• Task to complete:
Your copy of the data should match it exactly, leaving out only the pictures.

• Task material:
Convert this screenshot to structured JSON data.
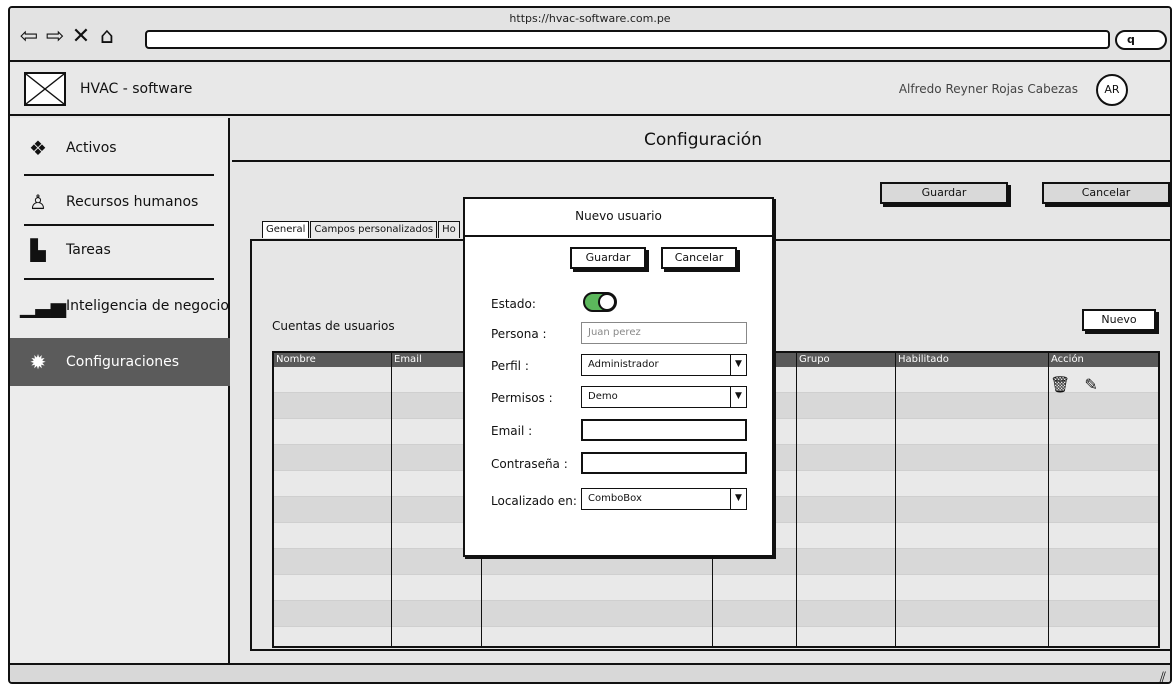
{
  "browser": {
    "url": "https://hvac-software.com.pe",
    "nav_icons": [
      "back-icon",
      "forward-icon",
      "close-icon",
      "home-icon"
    ],
    "search_icon": "search-icon"
  },
  "app": {
    "title": "HVAC - software",
    "user_name": "Alfredo Reyner Rojas Cabezas",
    "avatar_initials": "AR"
  },
  "sidebar": {
    "items": [
      {
        "label": "Activos",
        "icon": "cubes-icon"
      },
      {
        "label": "Recursos humanos",
        "icon": "person-icon"
      },
      {
        "label": "Tareas",
        "icon": "documents-icon"
      },
      {
        "label": "Inteligencia de negocio",
        "icon": "bar-chart-icon"
      },
      {
        "label": "Configuraciones",
        "icon": "gear-icon",
        "active": true
      }
    ]
  },
  "main": {
    "title": "Configuración",
    "save_label": "Guardar",
    "cancel_label": "Cancelar",
    "tabs": [
      "General",
      "Campos personalizados",
      "Ho"
    ],
    "section_label": "Cuentas de usuarios",
    "new_label": "Nuevo",
    "table": {
      "columns": [
        "Nombre",
        "Email",
        "",
        "",
        "Grupo",
        "Habilitado",
        "Acción"
      ],
      "action_icons": [
        "trash-icon",
        "edit-icon"
      ]
    }
  },
  "modal": {
    "title": "Nuevo usuario",
    "save_label": "Guardar",
    "cancel_label": "Cancelar",
    "fields": {
      "estado_label": "Estado:",
      "estado_on": true,
      "persona_label": "Persona :",
      "persona_placeholder": "Juan perez",
      "perfil_label": "Perfil :",
      "perfil_value": "Administrador",
      "permisos_label": "Permisos :",
      "permisos_value": "Demo",
      "email_label": "Email :",
      "password_label": "Contraseña :",
      "localizado_label": "Localizado en:",
      "localizado_value": "ComboBox"
    }
  },
  "colors": {
    "toggle_on": "#5cb85c",
    "active_nav": "#5b5b5b"
  }
}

• Result for this task:
Convert this screenshot to structured JSON data.
{
  "browser": {
    "url": "https://hvac-software.com.pe",
    "nav_icons": [
      "back-icon",
      "forward-icon",
      "close-icon",
      "home-icon"
    ],
    "search_icon": "search-icon"
  },
  "app": {
    "title": "HVAC - software",
    "user_name": "Alfredo Reyner Rojas Cabezas",
    "avatar_initials": "AR"
  },
  "sidebar": {
    "items": [
      {
        "label": "Activos",
        "icon": "cubes-icon"
      },
      {
        "label": "Recursos humanos",
        "icon": "person-icon"
      },
      {
        "label": "Tareas",
        "icon": "documents-icon"
      },
      {
        "label": "Inteligencia de negocio",
        "icon": "bar-chart-icon"
      },
      {
        "label": "Configuraciones",
        "icon": "gear-icon",
        "active": true
      }
    ]
  },
  "main": {
    "title": "Configuración",
    "save_label": "Guardar",
    "cancel_label": "Cancelar",
    "tabs": [
      "General",
      "Campos personalizados",
      "Ho"
    ],
    "section_label": "Cuentas de usuarios",
    "new_label": "Nuevo",
    "table": {
      "columns": [
        "Nombre",
        "Email",
        "",
        "",
        "Grupo",
        "Habilitado",
        "Acción"
      ],
      "action_icons": [
        "trash-icon",
        "edit-icon"
      ]
    }
  },
  "modal": {
    "title": "Nuevo usuario",
    "save_label": "Guardar",
    "cancel_label": "Cancelar",
    "fields": {
      "estado_label": "Estado:",
      "estado_on": true,
      "persona_label": "Persona :",
      "persona_placeholder": "Juan perez",
      "perfil_label": "Perfil :",
      "perfil_value": "Administrador",
      "permisos_label": "Permisos :",
      "permisos_value": "Demo",
      "email_label": "Email :",
      "password_label": "Contraseña :",
      "localizado_label": "Localizado en:",
      "localizado_value": "ComboBox"
    }
  },
  "colors": {
    "toggle_on": "#5cb85c",
    "active_nav": "#5b5b5b"
  }
}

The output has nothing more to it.